• [What you are asked to do]: Look through the data below, and copy each line that carries the word "title".

• [Study material]:
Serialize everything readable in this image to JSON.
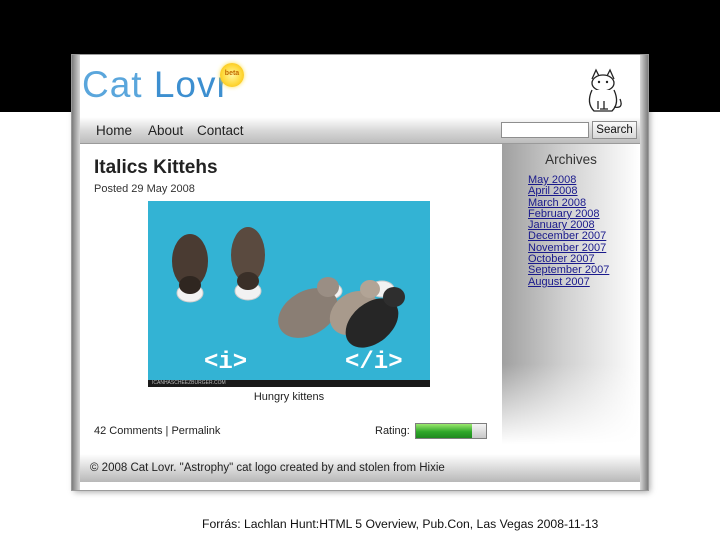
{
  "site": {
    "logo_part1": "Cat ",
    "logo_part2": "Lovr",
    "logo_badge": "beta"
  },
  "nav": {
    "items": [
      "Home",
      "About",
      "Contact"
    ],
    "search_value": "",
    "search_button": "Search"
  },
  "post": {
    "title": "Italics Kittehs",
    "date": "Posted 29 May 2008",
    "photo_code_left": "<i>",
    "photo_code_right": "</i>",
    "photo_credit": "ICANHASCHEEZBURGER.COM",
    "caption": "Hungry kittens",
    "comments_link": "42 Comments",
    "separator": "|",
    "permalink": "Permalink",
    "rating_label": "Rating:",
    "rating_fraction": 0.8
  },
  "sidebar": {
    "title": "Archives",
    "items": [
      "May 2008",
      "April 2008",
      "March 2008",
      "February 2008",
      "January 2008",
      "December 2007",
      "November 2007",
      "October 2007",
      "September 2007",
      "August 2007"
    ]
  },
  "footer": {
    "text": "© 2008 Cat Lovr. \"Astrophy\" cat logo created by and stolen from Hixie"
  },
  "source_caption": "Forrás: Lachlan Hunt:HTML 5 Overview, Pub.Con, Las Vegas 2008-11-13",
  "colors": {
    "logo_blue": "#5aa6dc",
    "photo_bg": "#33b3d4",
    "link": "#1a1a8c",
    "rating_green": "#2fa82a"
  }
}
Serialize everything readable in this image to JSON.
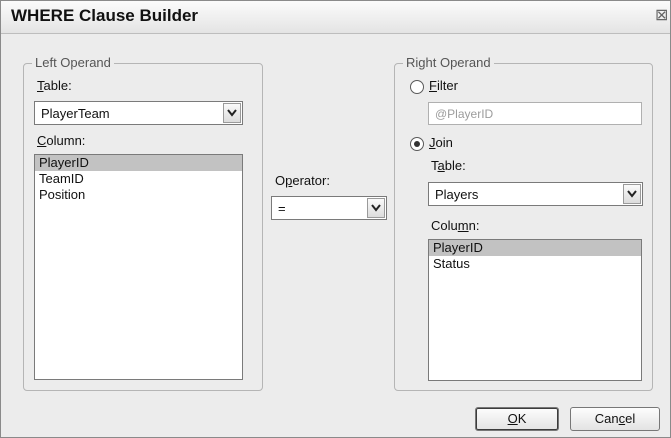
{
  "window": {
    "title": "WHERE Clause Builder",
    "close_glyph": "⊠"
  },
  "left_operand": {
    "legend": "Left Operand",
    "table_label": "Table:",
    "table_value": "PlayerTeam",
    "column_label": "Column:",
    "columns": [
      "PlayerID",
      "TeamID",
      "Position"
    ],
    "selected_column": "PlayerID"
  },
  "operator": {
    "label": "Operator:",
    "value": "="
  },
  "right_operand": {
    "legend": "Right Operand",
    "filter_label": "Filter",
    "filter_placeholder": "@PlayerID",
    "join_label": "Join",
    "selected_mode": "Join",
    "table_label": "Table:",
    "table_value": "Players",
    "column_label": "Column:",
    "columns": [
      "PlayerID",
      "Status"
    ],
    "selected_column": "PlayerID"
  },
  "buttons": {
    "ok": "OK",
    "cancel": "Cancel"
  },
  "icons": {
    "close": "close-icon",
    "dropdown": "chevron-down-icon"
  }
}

• [Answer space]:
    "title": "Italics Kittehs",
    "title": "Archives",
    "title": "WHERE Clause Builder",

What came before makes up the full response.